● Your goal
Find and copy each line of the data that includes "Element".

● Data provided
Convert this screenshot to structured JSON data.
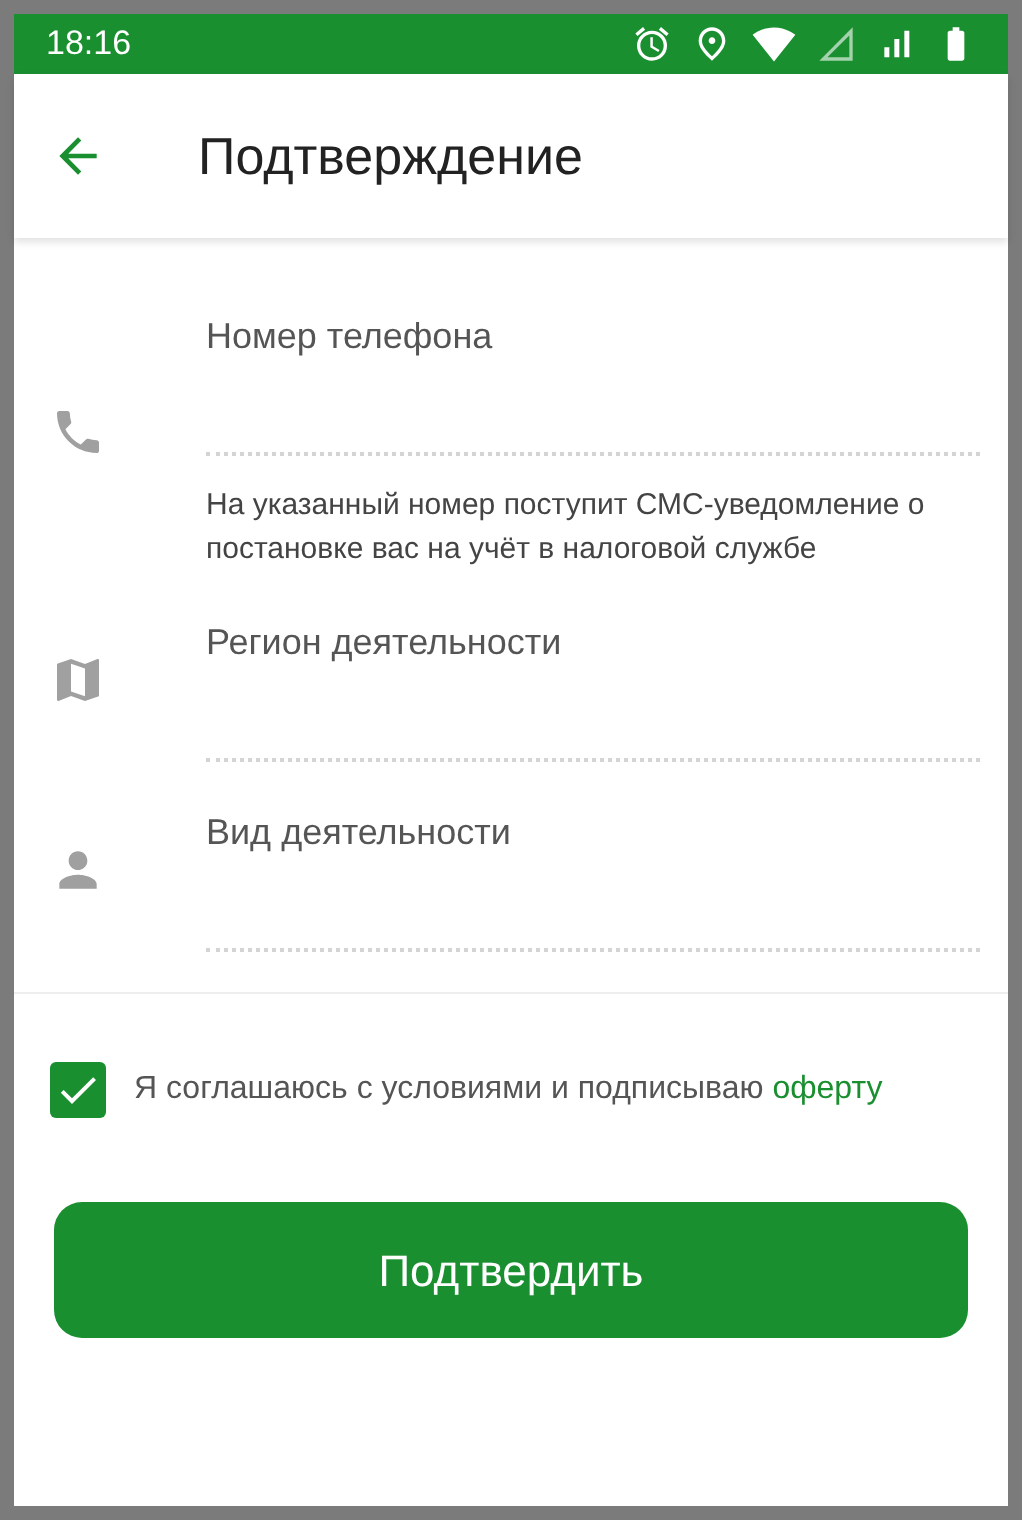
{
  "status_bar": {
    "time": "18:16"
  },
  "header": {
    "title": "Подтверждение"
  },
  "fields": [
    {
      "kind": "phone",
      "label": "Номер телефона",
      "hint": "На указанный номер поступит СМС-уведомление о постановке вас на учёт в налоговой службе"
    },
    {
      "kind": "map",
      "label": "Регион деятельности"
    },
    {
      "kind": "person",
      "label": "Вид деятельности"
    }
  ],
  "agreement": {
    "checked": true,
    "text": "Я соглашаюсь с условиями и подписываю",
    "link": "оферту"
  },
  "confirm_button": {
    "label": "Подтвердить"
  }
}
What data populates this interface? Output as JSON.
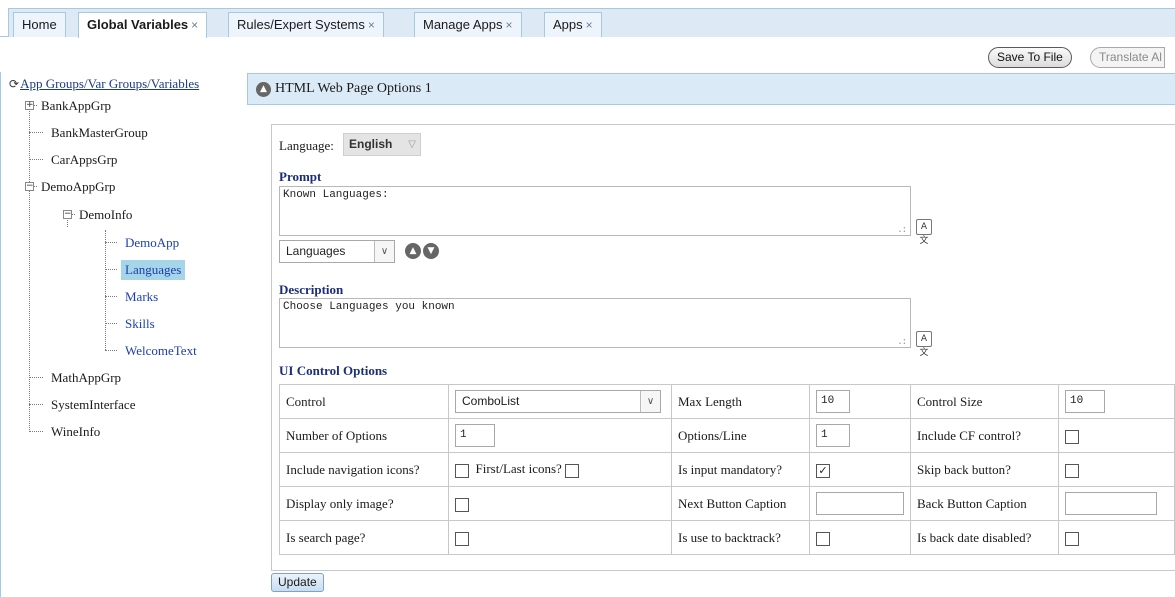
{
  "tabs": [
    {
      "label": "Home",
      "closable": false,
      "active": false
    },
    {
      "label": "Global Variables",
      "closable": true,
      "active": true
    },
    {
      "label": "Rules/Expert Systems",
      "closable": true,
      "active": false
    },
    {
      "label": "Manage Apps",
      "closable": true,
      "active": false
    },
    {
      "label": "Apps",
      "closable": true,
      "active": false
    }
  ],
  "tab_close_glyph": "×",
  "toolbar": {
    "save_label": "Save To File",
    "translate_label": "Translate Al"
  },
  "tree": {
    "root_label": "App Groups/Var Groups/Variables",
    "items": [
      {
        "label": "BankAppGrp",
        "expander": "+"
      },
      {
        "label": "BankMasterGroup"
      },
      {
        "label": "CarAppsGrp"
      },
      {
        "label": "DemoAppGrp",
        "expander": "−"
      },
      {
        "label": "DemoInfo",
        "expander": "−"
      },
      {
        "label": "DemoApp"
      },
      {
        "label": "Languages",
        "selected": true
      },
      {
        "label": "Marks"
      },
      {
        "label": "Skills"
      },
      {
        "label": "WelcomeText"
      },
      {
        "label": "MathAppGrp"
      },
      {
        "label": "SystemInterface"
      },
      {
        "label": "WineInfo"
      }
    ]
  },
  "panel": {
    "title": "HTML Web Page Options 1"
  },
  "form": {
    "language_label": "Language:",
    "language_value": "English",
    "prompt_label": "Prompt",
    "prompt_value": "Known Languages:",
    "prompt_select_value": "Languages",
    "description_label": "Description",
    "description_value": "Choose Languages you known",
    "ui_options_label": "UI Control Options",
    "update_label": "Update"
  },
  "options": {
    "control_label": "Control",
    "control_value": "ComboList",
    "max_length_label": "Max Length",
    "max_length_value": "10",
    "control_size_label": "Control Size",
    "control_size_value": "10",
    "num_options_label": "Number of Options",
    "num_options_value": "1",
    "options_line_label": "Options/Line",
    "options_line_value": "1",
    "include_cf_label": "Include CF control?",
    "include_nav_label": "Include navigation icons?",
    "first_last_label": "First/Last icons?",
    "mandatory_label": "Is input mandatory?",
    "skip_back_label": "Skip back button?",
    "display_image_label": "Display only image?",
    "next_caption_label": "Next Button Caption",
    "back_caption_label": "Back Button Caption",
    "search_page_label": "Is search page?",
    "backtrack_label": "Is use to backtrack?",
    "back_date_label": "Is back date disabled?",
    "checkbox_states": {
      "include_cf": false,
      "include_nav": false,
      "first_last": false,
      "mandatory": true,
      "skip_back": false,
      "display_image": false,
      "search_page": false,
      "backtrack": false,
      "back_date": false
    }
  }
}
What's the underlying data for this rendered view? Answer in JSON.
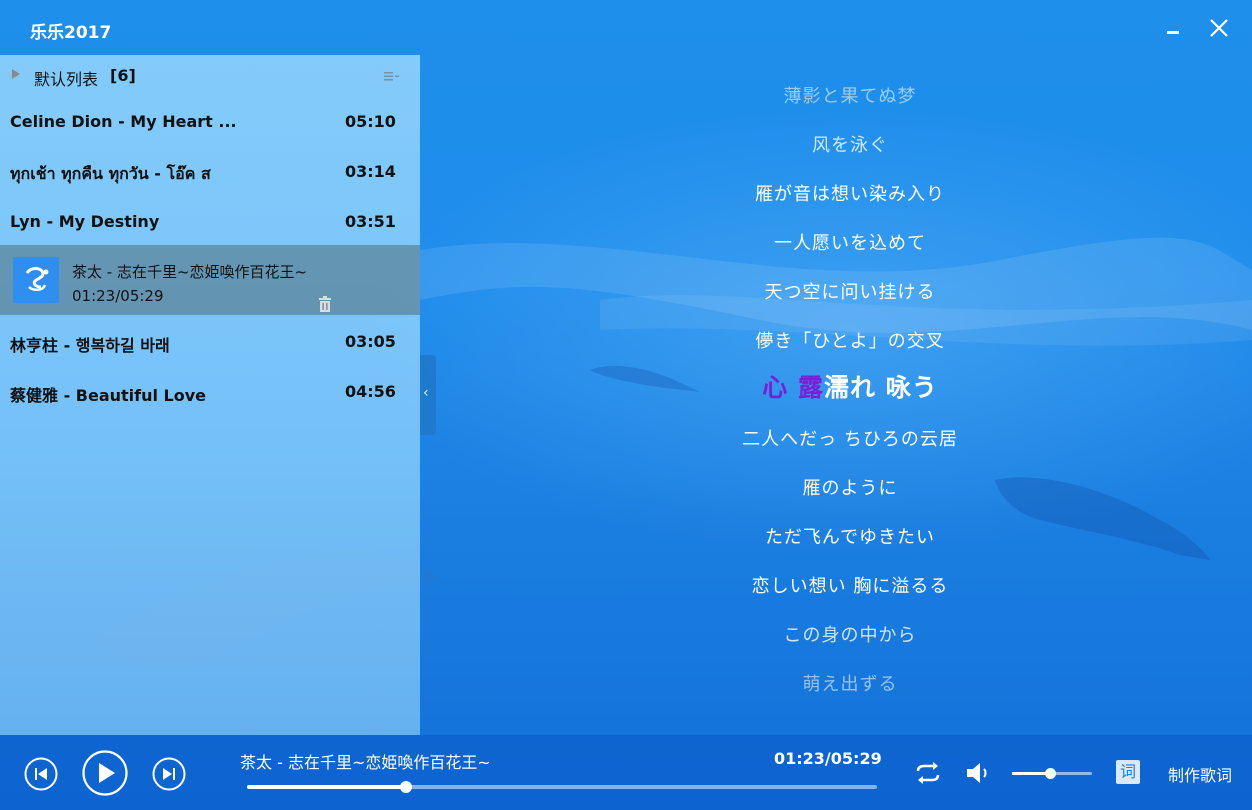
{
  "app": {
    "title": "乐乐2017"
  },
  "window": {
    "minimize_icon": "minimize-icon",
    "close_icon": "close-icon"
  },
  "playlist": {
    "name": "默认列表",
    "count": "[6]",
    "tracks": [
      {
        "title": "Celine Dion - My Heart ...",
        "duration": "05:10"
      },
      {
        "title": "ทุกเช้า ทุกคืน ทุกวัน - โอ๊ค ส",
        "duration": "03:14"
      },
      {
        "title": "Lyn - My Destiny",
        "duration": "03:51"
      },
      {
        "title": "茶太 - 志在千里~恋姫喚作百花王~",
        "progress": "01:23/05:29"
      },
      {
        "title": "林亨柱 - 행복하길 바래",
        "duration": "03:05"
      },
      {
        "title": "蔡健雅 - Beautiful Love",
        "duration": "04:56"
      }
    ]
  },
  "lyrics": {
    "lines": [
      "薄影と果てぬ梦",
      "风を泳ぐ",
      "雁が音は想い染み入り",
      "一人愿いを込めて",
      "天つ空に问い挂ける",
      "儚き「ひとよ」の交叉",
      "二人へだっ ちひろの云居",
      "雁のように",
      "ただ飞んでゆきたい",
      "恋しい想い 胸に溢るる",
      "この身の中から",
      "萌え出ずる"
    ],
    "current_sung": "心 露",
    "current_rest": "濡れ 咏う"
  },
  "player": {
    "now_playing": "茶太 - 志在千里~恋姫喚作百花王~",
    "time": "01:23/05:29",
    "progress_fraction": 0.252,
    "volume_fraction": 0.48,
    "lyric_toggle_label": "词",
    "make_lyrics_label": "制作歌词"
  },
  "colors": {
    "accent": "#1f8cec",
    "sung_lyric": "#7a1fd6"
  }
}
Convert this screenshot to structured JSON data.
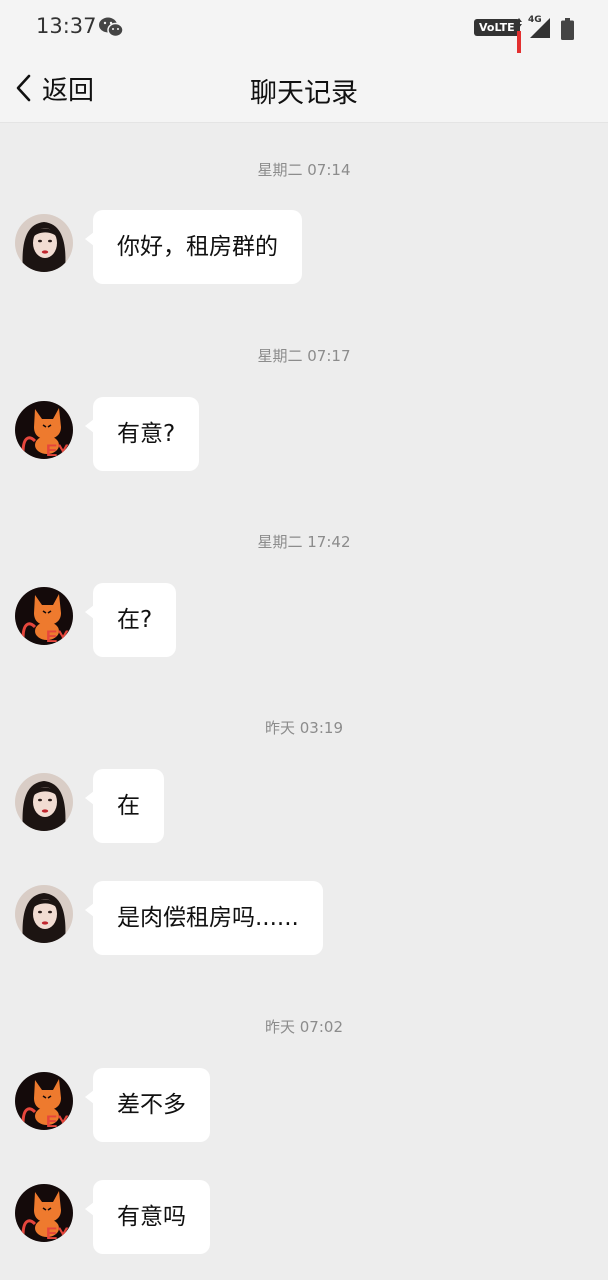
{
  "status_bar": {
    "time": "13:37",
    "volte": "VoLTE",
    "network": "4G"
  },
  "nav": {
    "back_label": "返回",
    "title": "聊天记录"
  },
  "messages": [
    {
      "timestamp": "星期二 07:14",
      "sender": "woman-avatar",
      "text": "你好，租房群的"
    },
    {
      "timestamp": "星期二 07:17",
      "sender": "cat-avatar",
      "text": "有意?"
    },
    {
      "timestamp": "星期二 17:42",
      "sender": "cat-avatar",
      "text": "在?"
    },
    {
      "timestamp": "昨天 03:19",
      "sender": "woman-avatar",
      "text": "在"
    },
    {
      "sender": "woman-avatar",
      "text": "是肉偿租房吗......"
    },
    {
      "timestamp": "昨天 07:02",
      "sender": "cat-avatar",
      "text": "差不多"
    },
    {
      "sender": "cat-avatar",
      "text": "有意吗"
    }
  ],
  "colors": {
    "background": "#ededed",
    "bubble": "#ffffff",
    "timestamp_text": "#8c8c8c"
  }
}
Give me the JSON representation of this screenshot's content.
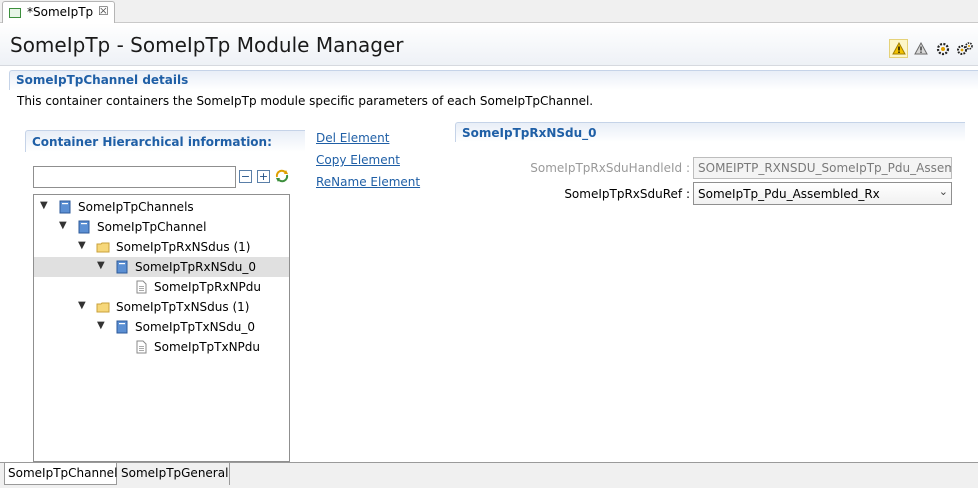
{
  "editor_tab": {
    "title": "*SomeIpTp",
    "close": "☒"
  },
  "header": {
    "title": "SomeIpTp - SomeIpTp Module Manager"
  },
  "section": {
    "title": "SomeIpTpChannel details",
    "description": "This container containers the SomeIpTp module specific parameters of each SomeIpTpChannel."
  },
  "hierarchy": {
    "title": "Container Hierarchical information:",
    "filter_value": "",
    "tree": [
      {
        "label": "SomeIpTpChannels",
        "twisty": "expanded",
        "icon": "container-icon"
      },
      {
        "label": "SomeIpTpChannel",
        "twisty": "expanded",
        "icon": "container-icon"
      },
      {
        "label": "SomeIpTpRxNSdus (1)",
        "twisty": "expanded",
        "icon": "folder-icon"
      },
      {
        "label": "SomeIpTpRxNSdu_0",
        "twisty": "expanded",
        "icon": "container-icon",
        "selected": true
      },
      {
        "label": "SomeIpTpRxNPdu",
        "twisty": "none",
        "icon": "document-icon"
      },
      {
        "label": "SomeIpTpTxNSdus (1)",
        "twisty": "expanded",
        "icon": "folder-icon"
      },
      {
        "label": "SomeIpTpTxNSdu_0",
        "twisty": "expanded",
        "icon": "container-icon"
      },
      {
        "label": "SomeIpTpTxNPdu",
        "twisty": "none",
        "icon": "document-icon"
      }
    ]
  },
  "actions": {
    "del": "Del Element",
    "copy": "Copy Element",
    "rename": "ReName Element"
  },
  "detail": {
    "title": "SomeIpTpRxNSdu_0",
    "handle_label": "SomeIpTpRxSduHandleId :",
    "handle_value": "SOMEIPTP_RXNSDU_SomeIpTp_Pdu_Assem",
    "ref_label": "SomeIpTpRxSduRef :",
    "ref_value": "SomeIpTp_Pdu_Assembled_Rx"
  },
  "bottom_tabs": {
    "channel": "SomeIpTpChannel",
    "general": "SomeIpTpGeneral"
  },
  "colors": {
    "accent": "#1f5fa6",
    "selection": "#e0e0e0",
    "warning": "#f2c200"
  }
}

● Response to the task
    "del": "Del Element",
    "copy": "Copy Element",
    "rename": "ReName Element"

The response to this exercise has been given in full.